§ EXERCISE GOAL:
From the listing below, pull out every line where the string "label" appears.

┌────────

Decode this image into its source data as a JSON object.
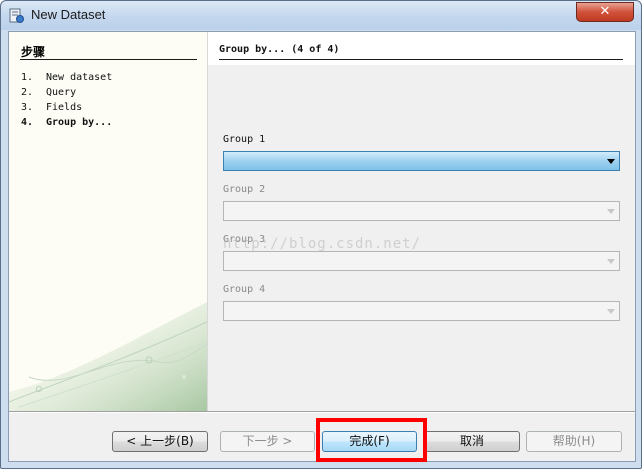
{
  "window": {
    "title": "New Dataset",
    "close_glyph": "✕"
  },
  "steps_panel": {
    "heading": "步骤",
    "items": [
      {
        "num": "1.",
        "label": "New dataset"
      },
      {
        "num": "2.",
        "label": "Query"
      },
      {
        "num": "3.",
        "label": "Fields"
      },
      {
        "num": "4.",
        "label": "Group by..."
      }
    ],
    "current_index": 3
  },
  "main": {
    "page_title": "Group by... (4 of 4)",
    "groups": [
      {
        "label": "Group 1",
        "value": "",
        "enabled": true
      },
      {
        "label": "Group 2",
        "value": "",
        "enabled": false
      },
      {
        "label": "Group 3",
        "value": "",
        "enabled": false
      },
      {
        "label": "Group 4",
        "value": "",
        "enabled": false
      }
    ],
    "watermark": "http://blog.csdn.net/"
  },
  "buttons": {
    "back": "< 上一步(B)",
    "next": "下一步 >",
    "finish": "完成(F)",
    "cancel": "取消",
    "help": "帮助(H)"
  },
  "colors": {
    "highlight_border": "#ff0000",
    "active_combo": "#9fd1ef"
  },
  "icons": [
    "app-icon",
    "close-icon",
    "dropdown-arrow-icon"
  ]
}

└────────

§ COMPLETED EXERCISE:
        "label": "New dataset"
        "label": "Query"
        "label": "Fields"
        "label": "Group by..."
        "label": "Group 1",
        "label": "Group 2",
        "label": "Group 3",
        "label": "Group 4",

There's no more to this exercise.